**Task statement:** Search the records for the string "habits", and show each line where it appears.

**Materials provided:**

+-------+

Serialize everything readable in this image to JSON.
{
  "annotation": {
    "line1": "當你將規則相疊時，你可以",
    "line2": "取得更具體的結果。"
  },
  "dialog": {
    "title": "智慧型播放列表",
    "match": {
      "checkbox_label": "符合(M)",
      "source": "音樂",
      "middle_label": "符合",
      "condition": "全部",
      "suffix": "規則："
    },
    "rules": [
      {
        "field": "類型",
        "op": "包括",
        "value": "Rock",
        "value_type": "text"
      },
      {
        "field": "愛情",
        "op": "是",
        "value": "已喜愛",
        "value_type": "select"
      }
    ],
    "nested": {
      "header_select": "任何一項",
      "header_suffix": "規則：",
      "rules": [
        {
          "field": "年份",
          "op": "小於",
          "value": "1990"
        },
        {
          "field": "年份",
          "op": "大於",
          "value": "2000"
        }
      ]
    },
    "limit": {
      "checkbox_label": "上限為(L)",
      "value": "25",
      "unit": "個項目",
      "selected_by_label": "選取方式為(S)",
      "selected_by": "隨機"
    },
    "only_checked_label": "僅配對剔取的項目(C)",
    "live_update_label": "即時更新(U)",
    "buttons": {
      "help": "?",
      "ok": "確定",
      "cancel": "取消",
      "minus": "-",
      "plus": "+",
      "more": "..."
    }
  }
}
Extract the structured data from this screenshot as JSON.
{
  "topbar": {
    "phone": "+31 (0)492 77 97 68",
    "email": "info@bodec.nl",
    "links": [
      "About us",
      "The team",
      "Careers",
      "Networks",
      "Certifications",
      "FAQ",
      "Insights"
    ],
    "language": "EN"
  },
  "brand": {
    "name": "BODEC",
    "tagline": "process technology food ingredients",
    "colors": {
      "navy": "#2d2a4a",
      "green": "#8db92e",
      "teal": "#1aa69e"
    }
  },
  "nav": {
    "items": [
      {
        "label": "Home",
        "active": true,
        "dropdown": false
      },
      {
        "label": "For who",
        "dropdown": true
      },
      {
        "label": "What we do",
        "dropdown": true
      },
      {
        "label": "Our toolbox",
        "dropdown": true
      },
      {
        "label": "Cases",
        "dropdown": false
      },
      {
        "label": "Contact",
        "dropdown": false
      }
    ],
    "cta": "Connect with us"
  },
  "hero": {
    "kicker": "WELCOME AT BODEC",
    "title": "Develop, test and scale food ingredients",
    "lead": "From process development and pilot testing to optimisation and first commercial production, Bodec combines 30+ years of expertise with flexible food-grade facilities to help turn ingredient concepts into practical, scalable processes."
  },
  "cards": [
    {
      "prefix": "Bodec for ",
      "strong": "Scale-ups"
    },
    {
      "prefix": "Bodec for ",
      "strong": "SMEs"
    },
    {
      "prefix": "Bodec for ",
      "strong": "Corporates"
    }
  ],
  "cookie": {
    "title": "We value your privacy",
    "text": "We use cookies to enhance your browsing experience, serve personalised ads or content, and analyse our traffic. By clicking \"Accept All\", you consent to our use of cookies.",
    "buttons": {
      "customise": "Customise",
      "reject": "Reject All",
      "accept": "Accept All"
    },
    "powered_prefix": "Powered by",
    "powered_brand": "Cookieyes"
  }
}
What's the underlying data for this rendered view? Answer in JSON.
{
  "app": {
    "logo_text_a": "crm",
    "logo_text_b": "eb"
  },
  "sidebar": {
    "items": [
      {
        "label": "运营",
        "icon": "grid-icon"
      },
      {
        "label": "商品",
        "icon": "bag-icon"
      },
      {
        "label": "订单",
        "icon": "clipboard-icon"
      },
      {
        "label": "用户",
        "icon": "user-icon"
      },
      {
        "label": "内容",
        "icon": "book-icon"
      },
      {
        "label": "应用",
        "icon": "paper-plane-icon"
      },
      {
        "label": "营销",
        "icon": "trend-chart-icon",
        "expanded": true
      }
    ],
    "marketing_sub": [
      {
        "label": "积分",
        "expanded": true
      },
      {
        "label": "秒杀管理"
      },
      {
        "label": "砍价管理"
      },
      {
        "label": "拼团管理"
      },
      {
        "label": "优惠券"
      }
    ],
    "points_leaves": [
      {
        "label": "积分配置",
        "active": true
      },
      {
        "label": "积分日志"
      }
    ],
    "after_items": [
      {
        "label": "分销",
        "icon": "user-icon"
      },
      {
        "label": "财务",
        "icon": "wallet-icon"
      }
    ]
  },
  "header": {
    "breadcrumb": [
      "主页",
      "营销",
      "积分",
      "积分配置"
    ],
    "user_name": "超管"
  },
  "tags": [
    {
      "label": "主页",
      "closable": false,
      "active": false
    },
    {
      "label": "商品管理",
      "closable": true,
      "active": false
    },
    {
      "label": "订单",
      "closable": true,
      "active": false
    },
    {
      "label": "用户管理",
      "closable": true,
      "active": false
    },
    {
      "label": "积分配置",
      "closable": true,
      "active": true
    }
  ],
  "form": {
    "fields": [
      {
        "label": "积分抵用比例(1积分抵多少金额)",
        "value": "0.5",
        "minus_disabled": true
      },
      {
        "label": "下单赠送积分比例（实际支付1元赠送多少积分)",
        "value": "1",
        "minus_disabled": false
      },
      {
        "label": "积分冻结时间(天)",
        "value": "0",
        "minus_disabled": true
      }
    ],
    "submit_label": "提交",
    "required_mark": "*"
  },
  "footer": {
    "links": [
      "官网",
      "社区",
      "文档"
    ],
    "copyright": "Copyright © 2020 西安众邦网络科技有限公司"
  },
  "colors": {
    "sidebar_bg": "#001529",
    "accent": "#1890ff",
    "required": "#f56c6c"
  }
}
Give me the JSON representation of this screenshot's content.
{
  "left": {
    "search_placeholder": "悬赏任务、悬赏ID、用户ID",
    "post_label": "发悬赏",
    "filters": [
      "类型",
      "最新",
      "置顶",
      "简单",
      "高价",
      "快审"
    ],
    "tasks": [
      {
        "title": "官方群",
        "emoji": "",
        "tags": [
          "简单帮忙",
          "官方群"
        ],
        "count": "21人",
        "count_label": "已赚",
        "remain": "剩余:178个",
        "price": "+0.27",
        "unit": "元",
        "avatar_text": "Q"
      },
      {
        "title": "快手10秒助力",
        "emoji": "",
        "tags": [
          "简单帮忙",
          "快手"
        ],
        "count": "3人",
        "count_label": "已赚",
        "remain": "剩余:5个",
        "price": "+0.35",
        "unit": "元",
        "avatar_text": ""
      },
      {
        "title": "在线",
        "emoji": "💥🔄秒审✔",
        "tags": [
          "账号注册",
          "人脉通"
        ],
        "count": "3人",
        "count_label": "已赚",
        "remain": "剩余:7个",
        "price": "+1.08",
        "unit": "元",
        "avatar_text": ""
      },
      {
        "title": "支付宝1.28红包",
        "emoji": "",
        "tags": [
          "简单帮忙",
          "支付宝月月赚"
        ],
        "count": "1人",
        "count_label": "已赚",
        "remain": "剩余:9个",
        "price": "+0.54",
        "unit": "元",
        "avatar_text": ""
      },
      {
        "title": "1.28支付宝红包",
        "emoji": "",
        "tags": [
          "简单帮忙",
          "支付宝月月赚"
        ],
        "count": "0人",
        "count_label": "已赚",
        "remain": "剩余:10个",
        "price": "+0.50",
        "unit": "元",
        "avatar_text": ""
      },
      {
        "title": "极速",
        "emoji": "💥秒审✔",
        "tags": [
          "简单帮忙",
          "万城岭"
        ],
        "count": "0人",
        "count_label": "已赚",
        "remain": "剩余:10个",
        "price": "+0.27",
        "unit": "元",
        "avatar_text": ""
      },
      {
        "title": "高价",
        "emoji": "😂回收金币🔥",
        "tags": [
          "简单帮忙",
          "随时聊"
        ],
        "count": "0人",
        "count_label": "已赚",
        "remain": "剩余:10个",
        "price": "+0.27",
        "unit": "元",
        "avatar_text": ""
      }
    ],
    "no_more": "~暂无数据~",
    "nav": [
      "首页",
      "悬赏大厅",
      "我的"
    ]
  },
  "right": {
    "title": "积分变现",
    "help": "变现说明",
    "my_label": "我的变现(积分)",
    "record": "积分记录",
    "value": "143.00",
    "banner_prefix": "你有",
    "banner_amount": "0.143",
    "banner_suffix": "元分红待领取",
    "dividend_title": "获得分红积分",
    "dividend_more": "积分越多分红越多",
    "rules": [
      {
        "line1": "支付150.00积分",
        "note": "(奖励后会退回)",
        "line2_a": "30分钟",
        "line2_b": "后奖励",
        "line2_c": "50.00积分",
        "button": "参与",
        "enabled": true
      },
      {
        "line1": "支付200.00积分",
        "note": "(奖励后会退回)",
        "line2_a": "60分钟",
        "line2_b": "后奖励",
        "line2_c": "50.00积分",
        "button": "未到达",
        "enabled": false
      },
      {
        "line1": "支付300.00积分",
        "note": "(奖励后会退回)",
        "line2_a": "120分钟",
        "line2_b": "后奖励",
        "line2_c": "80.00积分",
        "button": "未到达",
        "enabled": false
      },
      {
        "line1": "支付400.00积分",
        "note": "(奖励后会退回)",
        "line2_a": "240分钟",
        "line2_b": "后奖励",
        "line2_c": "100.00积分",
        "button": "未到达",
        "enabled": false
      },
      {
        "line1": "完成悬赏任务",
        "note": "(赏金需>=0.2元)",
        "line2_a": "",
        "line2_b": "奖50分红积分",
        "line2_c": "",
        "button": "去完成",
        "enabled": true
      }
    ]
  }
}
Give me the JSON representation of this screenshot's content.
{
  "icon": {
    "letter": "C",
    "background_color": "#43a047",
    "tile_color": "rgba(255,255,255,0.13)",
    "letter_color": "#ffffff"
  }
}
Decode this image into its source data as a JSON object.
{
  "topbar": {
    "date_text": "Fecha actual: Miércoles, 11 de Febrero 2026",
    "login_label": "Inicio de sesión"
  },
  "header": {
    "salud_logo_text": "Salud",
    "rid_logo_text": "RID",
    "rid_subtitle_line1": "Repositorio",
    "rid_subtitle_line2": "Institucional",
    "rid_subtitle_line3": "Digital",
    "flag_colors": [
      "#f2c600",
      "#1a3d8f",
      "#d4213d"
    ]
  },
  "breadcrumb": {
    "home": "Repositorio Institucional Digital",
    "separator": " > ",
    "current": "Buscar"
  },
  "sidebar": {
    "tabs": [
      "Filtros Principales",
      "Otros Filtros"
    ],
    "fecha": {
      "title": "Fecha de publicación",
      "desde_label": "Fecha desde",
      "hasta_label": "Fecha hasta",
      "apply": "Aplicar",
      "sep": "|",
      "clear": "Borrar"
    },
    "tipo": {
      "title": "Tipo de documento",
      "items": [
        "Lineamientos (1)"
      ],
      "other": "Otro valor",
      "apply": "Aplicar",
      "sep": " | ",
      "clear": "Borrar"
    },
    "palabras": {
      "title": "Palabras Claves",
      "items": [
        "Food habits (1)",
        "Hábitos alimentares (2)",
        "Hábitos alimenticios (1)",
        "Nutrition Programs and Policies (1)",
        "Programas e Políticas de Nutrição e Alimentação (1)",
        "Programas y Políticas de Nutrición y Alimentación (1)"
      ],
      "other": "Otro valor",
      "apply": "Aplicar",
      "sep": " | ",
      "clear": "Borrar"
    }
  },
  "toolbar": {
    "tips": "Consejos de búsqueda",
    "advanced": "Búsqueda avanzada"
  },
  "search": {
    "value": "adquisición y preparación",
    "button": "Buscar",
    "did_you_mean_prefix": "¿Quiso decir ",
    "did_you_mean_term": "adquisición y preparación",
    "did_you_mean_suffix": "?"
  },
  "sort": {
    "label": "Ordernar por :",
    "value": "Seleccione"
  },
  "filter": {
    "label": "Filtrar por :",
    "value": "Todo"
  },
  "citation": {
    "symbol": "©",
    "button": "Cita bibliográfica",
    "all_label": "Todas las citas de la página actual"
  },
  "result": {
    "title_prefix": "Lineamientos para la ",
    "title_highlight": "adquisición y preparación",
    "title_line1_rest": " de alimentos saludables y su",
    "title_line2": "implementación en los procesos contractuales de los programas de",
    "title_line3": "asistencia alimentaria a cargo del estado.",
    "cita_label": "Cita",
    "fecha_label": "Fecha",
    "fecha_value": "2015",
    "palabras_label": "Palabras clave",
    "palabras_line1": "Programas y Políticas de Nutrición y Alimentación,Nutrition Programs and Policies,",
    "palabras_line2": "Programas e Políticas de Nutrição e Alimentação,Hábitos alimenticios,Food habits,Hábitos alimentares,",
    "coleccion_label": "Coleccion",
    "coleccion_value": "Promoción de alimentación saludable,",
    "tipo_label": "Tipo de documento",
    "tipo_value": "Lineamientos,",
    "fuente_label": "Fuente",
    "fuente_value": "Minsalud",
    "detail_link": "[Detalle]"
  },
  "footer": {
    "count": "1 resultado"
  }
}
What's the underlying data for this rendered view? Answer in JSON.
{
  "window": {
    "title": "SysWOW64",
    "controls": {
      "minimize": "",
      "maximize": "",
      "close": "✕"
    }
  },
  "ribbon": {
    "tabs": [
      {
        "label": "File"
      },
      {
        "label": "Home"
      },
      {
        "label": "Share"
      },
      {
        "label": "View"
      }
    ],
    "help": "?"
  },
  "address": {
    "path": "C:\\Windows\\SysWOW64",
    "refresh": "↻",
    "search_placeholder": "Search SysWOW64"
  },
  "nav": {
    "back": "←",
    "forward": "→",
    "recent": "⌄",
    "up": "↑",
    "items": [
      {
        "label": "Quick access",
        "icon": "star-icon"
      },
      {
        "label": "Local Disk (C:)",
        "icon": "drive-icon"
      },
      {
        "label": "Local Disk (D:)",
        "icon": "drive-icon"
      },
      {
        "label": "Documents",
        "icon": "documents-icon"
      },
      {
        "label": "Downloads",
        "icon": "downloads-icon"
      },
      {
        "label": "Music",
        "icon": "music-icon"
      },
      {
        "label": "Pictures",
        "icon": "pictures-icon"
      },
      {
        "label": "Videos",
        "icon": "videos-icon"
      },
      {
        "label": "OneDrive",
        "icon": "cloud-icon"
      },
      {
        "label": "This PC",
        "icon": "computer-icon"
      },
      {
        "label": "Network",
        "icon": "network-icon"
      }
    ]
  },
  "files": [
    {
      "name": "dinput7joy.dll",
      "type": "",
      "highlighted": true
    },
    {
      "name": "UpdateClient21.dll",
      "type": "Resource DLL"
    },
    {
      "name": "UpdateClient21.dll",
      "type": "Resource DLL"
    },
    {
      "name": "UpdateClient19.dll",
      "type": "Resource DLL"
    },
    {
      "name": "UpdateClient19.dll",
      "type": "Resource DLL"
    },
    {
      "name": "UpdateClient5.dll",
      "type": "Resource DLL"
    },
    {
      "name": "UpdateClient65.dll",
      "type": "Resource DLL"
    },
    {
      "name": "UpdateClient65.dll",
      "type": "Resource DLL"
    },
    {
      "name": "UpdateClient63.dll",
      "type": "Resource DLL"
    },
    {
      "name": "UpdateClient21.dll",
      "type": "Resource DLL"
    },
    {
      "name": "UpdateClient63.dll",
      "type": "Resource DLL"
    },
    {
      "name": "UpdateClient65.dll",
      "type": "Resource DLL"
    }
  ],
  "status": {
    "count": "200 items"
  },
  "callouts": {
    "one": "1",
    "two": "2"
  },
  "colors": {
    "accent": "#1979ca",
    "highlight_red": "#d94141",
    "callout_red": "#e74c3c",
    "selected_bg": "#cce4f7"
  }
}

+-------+

**Reply:**
        "Food habits (1)",
    "palabras_line2": "Programas e Políticas de Nutrição e Alimentação,Hábitos alimenticios,Food habits,Hábitos alimentares,",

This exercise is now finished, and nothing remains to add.